It is sad that another rotten egg has homed in on the face of the Nigerian state. The Nigerian state need not look at the mirror to see that its face is not looking pretty The abduction of these young girls, the second in seven years or so, however charitable one might wish to be, speaks quite poorly of the competence of our security agencies in containing the insurgency. On more than one occasion, we were told that the backbone of the insurgency had been broken. In no time, it regrew its backbone and shocked our security forces. In the same way, the Boko Haram leader, Shekau, has been killed by our security forces more times than we can remember. But he is alive. Something is wrong.
Yobe and Borno states have been the main theatres of the Boko Haram insurgency since 2009. Schools in Yobe were repeatedly attacked at the height of the insurgency. In 2014, 58 male students of the College of Agriculture, Bunu Yadi, Yobe State, were slaughtered in cold blood in their dormitories at night. The killers carried out the heinous crime unchallenged by our security forces. The Yobe state and the federal governments looked helpless at the time. They still do.
Our security men ought to know that the successful abduction of the 260 girls from their secondary school in Chibok, Borno State, by the insurgents in 2011, would encourage them to raid other female secondary schools in Yobe and Borno states sooner or later. The female schools have become vulnerable as lucrative recruitment grounds for child brides. The real tragedy is that the Nigerian state is supposedly better equipped than the insurgents because, as the late Admiral Augustus Aikhomu once put it, government has the monopoly of violence. So, tell me, why does the state look so helpless in this war without borders?
Goni Bukar Lawal, the member representing Dapchi community in the House of Representatives and who, in an impassioned speech, forced his colleagues to register their disappointment with the crass failure of our security agencies, said that “There was military presence in the eight local government areas in Dapchi until one week to the attack. It was surprising to us that the military withdrew its men and one week after, there was an attack.”

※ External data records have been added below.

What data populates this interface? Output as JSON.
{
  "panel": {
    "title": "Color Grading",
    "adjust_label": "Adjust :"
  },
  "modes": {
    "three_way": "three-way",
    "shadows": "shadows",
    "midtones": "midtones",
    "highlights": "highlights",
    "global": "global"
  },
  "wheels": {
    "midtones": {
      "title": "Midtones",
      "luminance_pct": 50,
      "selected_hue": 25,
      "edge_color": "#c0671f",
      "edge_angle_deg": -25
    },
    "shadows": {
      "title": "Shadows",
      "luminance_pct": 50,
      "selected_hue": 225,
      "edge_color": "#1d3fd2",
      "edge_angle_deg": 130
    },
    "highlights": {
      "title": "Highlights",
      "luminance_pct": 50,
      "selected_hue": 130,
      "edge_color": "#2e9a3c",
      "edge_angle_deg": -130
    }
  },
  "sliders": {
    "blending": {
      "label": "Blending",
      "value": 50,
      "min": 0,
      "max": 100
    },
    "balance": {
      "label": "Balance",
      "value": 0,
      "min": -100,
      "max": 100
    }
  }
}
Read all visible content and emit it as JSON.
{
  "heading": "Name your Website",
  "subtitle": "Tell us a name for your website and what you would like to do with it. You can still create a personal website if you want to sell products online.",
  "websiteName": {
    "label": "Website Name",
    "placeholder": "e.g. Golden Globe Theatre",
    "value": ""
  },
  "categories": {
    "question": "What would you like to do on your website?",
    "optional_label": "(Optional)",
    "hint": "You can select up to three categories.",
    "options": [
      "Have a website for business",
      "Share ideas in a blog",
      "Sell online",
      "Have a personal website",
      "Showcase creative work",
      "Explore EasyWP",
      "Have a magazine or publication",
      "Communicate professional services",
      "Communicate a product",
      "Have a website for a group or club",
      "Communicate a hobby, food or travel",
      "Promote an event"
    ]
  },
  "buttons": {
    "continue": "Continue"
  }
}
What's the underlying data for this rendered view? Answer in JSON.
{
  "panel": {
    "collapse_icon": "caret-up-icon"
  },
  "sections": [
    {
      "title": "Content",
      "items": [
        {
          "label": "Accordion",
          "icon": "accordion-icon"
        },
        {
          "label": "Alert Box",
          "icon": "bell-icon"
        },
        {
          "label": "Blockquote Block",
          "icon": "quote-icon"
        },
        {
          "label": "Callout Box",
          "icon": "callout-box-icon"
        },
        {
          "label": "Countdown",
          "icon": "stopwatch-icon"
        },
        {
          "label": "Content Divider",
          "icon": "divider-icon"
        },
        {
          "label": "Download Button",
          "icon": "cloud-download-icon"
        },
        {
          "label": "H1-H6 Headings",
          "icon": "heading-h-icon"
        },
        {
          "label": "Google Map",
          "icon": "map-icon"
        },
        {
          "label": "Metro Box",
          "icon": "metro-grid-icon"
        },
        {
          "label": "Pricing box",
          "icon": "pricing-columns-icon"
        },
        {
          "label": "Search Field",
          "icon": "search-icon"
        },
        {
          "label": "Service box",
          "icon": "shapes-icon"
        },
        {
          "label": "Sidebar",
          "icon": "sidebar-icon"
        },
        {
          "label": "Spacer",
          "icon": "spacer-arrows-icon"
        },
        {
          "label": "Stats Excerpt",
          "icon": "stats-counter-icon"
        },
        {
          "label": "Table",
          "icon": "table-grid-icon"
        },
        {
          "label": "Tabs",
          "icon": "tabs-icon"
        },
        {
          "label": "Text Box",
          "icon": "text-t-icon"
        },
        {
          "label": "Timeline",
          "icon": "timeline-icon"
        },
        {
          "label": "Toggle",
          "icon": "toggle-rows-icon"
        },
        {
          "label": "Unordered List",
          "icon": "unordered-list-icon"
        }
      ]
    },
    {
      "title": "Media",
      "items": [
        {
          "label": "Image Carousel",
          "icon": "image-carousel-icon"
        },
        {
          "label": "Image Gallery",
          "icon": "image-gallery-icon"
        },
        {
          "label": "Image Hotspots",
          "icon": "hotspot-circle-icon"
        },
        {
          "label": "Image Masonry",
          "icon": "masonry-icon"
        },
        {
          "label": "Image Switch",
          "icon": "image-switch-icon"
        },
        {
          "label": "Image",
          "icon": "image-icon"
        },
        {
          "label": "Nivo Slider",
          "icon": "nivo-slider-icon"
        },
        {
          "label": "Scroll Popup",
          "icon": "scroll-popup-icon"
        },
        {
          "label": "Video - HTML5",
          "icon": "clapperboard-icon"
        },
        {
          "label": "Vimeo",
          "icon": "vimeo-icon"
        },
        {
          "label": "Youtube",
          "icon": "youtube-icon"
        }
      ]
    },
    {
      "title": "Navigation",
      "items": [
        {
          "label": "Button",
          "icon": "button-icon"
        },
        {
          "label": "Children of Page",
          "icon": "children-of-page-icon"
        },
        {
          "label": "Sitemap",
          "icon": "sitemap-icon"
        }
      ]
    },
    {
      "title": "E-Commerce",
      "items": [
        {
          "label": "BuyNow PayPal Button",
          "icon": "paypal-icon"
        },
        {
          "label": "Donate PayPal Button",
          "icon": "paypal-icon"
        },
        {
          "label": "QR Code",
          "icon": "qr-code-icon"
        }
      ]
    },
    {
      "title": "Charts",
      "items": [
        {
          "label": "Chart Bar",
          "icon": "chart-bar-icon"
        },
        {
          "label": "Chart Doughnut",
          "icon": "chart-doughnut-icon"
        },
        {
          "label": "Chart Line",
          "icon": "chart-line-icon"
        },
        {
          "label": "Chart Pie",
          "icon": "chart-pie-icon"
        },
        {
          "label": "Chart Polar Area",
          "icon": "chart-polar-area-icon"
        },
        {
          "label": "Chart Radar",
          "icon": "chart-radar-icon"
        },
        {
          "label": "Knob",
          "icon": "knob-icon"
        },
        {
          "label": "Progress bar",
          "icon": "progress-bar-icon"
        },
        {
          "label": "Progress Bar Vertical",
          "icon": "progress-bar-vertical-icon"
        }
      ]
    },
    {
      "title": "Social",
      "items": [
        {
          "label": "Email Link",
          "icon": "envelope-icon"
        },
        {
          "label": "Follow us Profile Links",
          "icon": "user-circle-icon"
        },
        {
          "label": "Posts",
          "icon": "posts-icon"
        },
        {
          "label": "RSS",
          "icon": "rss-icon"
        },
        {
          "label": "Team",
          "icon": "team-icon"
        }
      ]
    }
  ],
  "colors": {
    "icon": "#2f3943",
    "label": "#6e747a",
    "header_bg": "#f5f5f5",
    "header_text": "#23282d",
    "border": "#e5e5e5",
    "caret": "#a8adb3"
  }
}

I am sure we would eventually get to know who ordered the withdrawal of those forces one week before the abduction. But the challenge right now is for the security forces to redeem their spotty image by rescuing the 110 girls. They and their families do not deserve the fate that has befallen them.
Perhaps, for the purposes of record, we need to remind the president that the apparent ineptitude of his security men rubbishes him too. Time for him to wake up and personally confront the security challenges as a General and Commander-in-chief of the Armed Forces. No nation can afford to let its children, male or female, become sitting ducks at the mercy of insurgents such as Boko Haram.